Teach your child healthy eating habits with ChooseMyPlate.gov.
Currently in the United States, one in three children is obese or is at-risk of becoming obese; it is important for parents to help their children learn healthy eating habits.
One way to do this is by finding resources that will educate you and your child on how to eat healthy. The Internet contains many useful websites that can help your family become more informed about healthy eating.
Recently, the United States Department of Agriculture (USDA) changed its visual representation of the five food groups from the well-known pyramid design to a place-setting design. The new visual is designed to remind Americans to practice healthy eating habits. I recommend visiting the new website www.ChooseMyPlate.gov, formerly www.MyPyramid.gov, with your child and exploring the resources available on this site.
One of the resources you may want to check out is the chart located under each food group heading that tells you how much a person should eat from that group daily based on age, sex and level of activity.
The new site also provides examples of foods from each food group and what they are equivalent to in ounces or cups so that you can be sure you and your child are getting the recommended daily amount.
Printable materials such as coloring pages, sample menus, recipes, easy-to-follow tips for healthy eating and a daily food plan tailored specifically for each individual person are also available on the new site.
Much of the information found on the former website is still available on the new site, but some of the resources have been refined to meet the new guidelines.
The new site is expected to be completed by fall 2011, and it will include many new interactive tools. I am hoping that it will include interactive games for children that will help them learn about the five food groups.
In the meantime, I strongly recommend the Food Blast Off game located under the Kids section of ChooseMyPlate.gov. Though it was created based on the food guide pyramid, I believe this game is a fun way to familiarize your child with the five food groups. My third-grade students really enjoyed the game when we played it together in class.
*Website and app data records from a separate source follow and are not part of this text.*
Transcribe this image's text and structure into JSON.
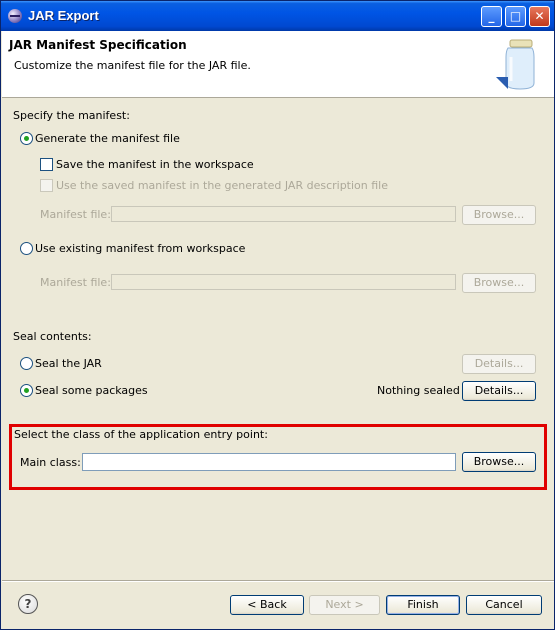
{
  "window": {
    "title": "JAR Export"
  },
  "header": {
    "title": "JAR Manifest Specification",
    "description": "Customize the manifest file for the JAR file."
  },
  "manifest": {
    "section_label": "Specify the manifest:",
    "generate_label": "Generate the manifest file",
    "save_label": "Save the manifest in the workspace",
    "use_saved_label": "Use the saved manifest in the generated JAR description file",
    "manifest_file_label": "Manifest file:",
    "browse_label": "Browse...",
    "use_existing_label": "Use existing manifest from workspace",
    "manifest_file_label2": "Manifest file:",
    "browse_label2": "Browse..."
  },
  "seal": {
    "section_label": "Seal contents:",
    "seal_jar_label": "Seal the JAR",
    "details_label": "Details...",
    "seal_some_label": "Seal some packages",
    "status": "Nothing sealed",
    "details_label2": "Details..."
  },
  "entry": {
    "section_label": "Select the class of the application entry point:",
    "main_class_label": "Main class:",
    "main_class_value": "",
    "browse_label": "Browse..."
  },
  "footer": {
    "help_icon": "?",
    "back_label": "< Back",
    "next_label": "Next >",
    "finish_label": "Finish",
    "cancel_label": "Cancel"
  },
  "colors": {
    "highlight": "#e00000",
    "titlebar": "#0055e5"
  },
  "icons": [
    "eclipse-icon",
    "minimize-icon",
    "maximize-icon",
    "close-icon",
    "jar-icon",
    "help-icon"
  ]
}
If you're looking for additional interactive games that will help your child learn about the food groups, then I suggest you visit www.sheppardsoftware.com. Click on Games under the Nutrition for Kids section. There are several games from which to choose that will help your child identify foods from each food group.
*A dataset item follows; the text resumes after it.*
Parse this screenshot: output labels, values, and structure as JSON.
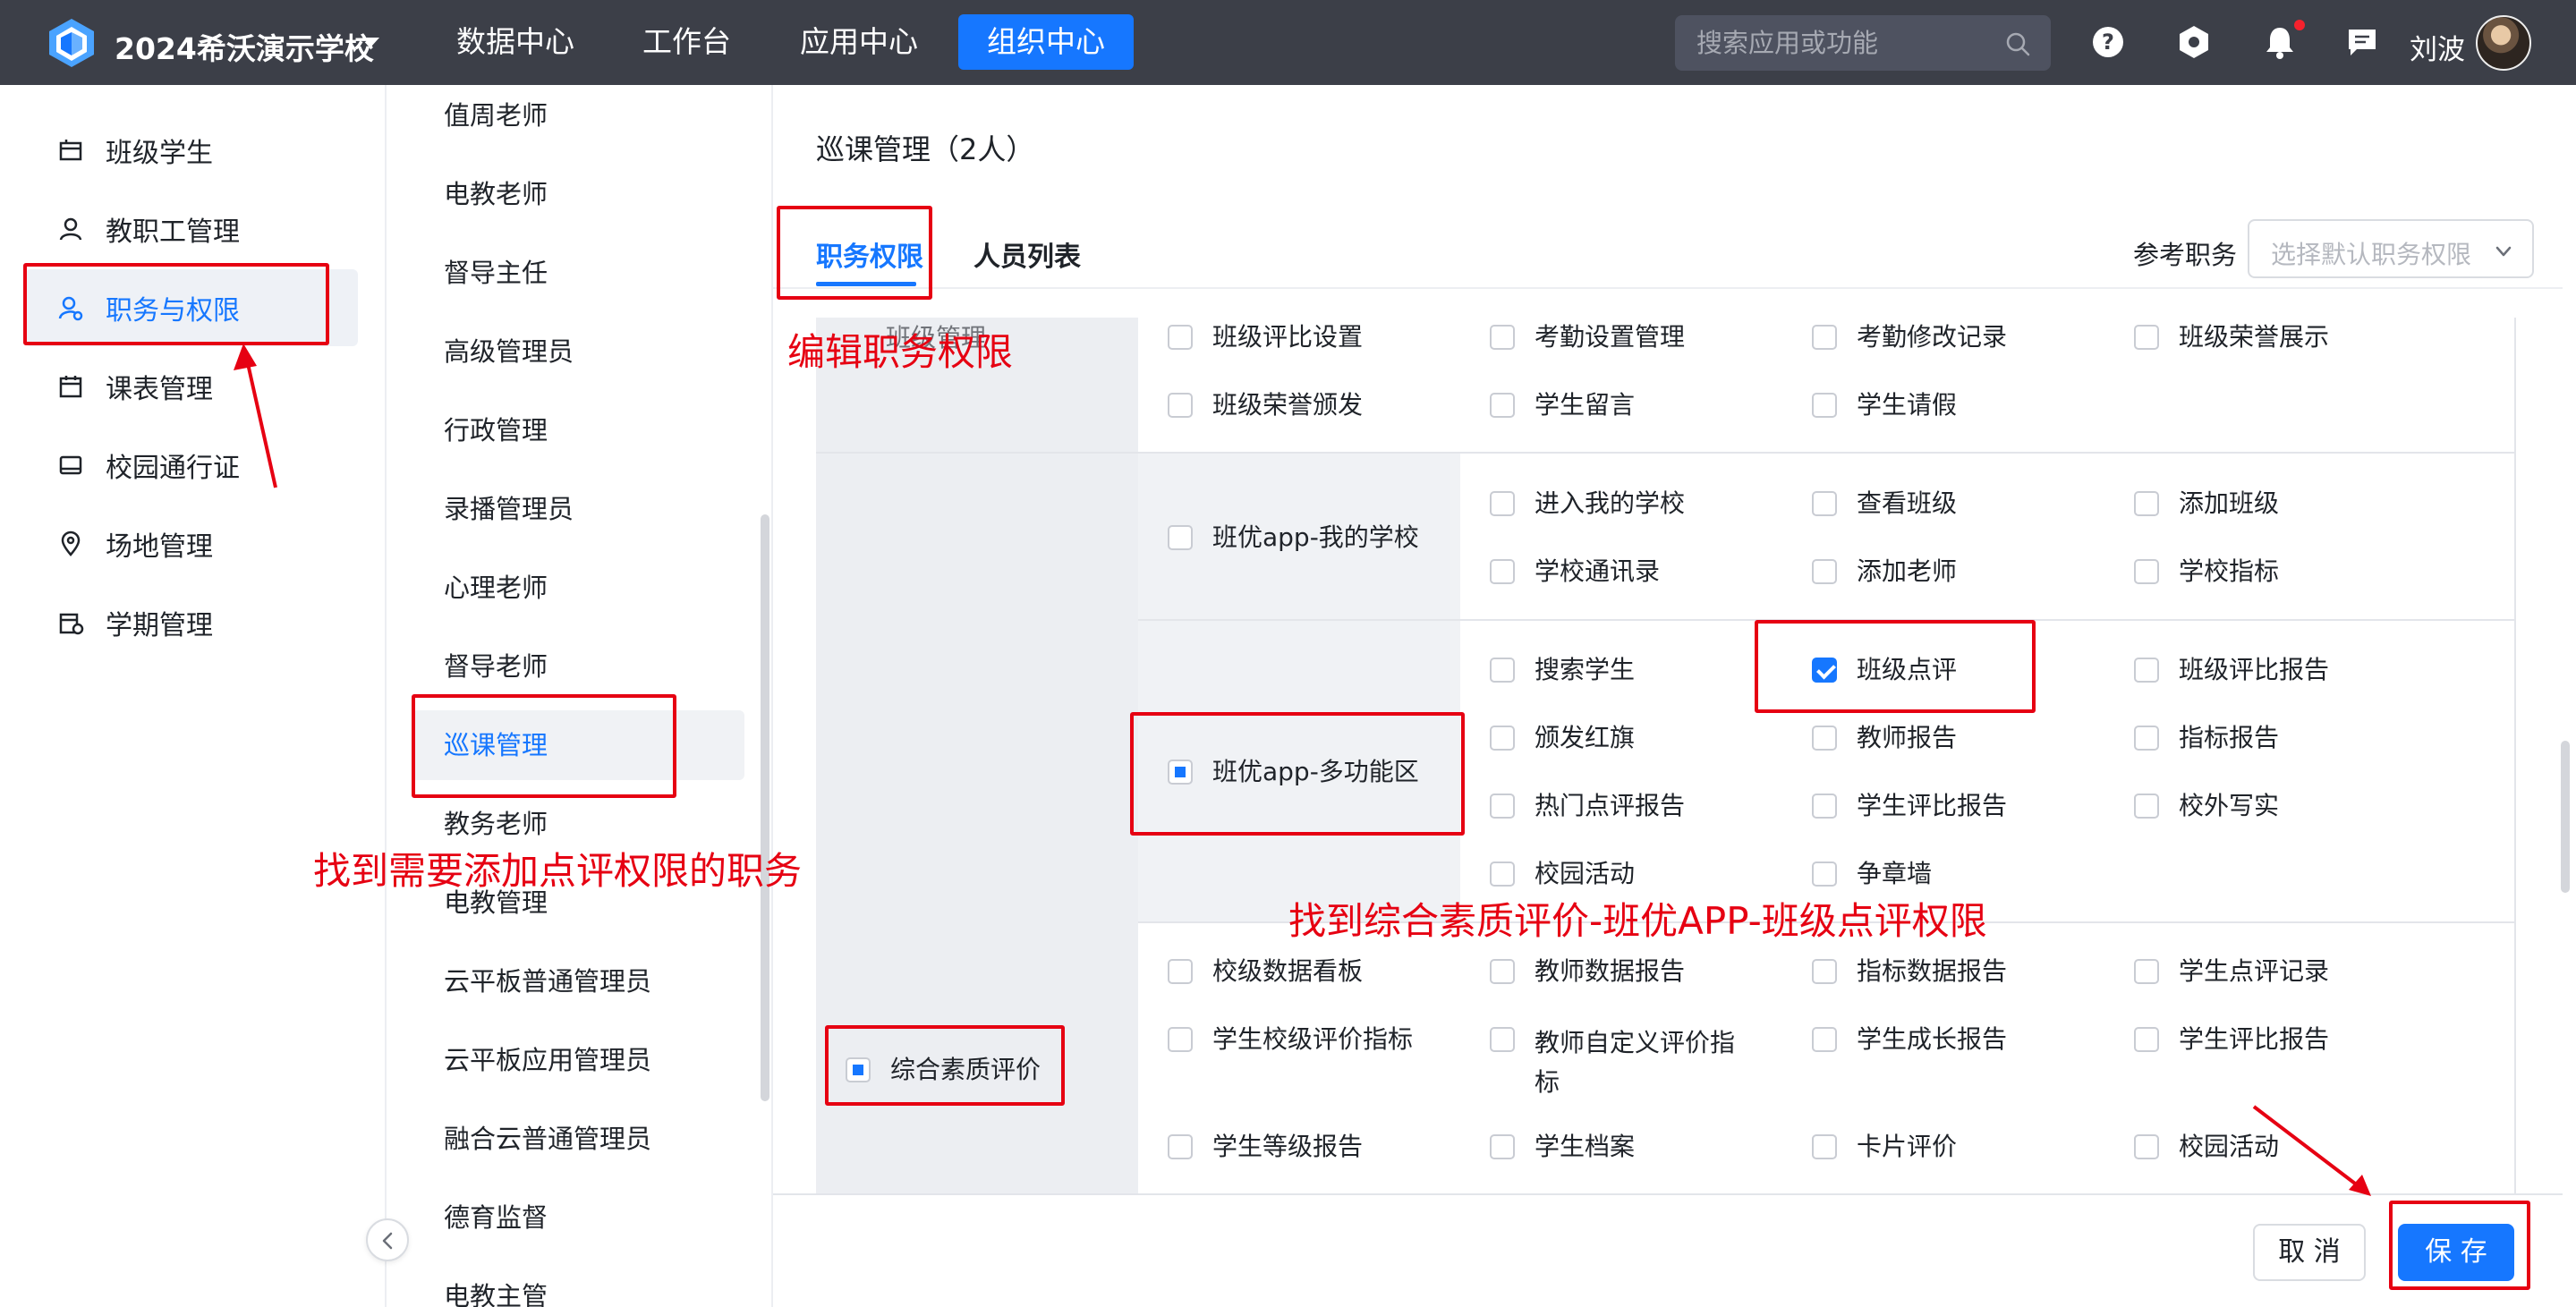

Remember, it's just as important to set a good example for your child as it is to inform him or her about healthy eating, so make sure you model a healthy lifestyle for your child by eating foods from each food group, eating foods from the fats/oils groups sparingly, exercising regularly and getting a good night's sleep.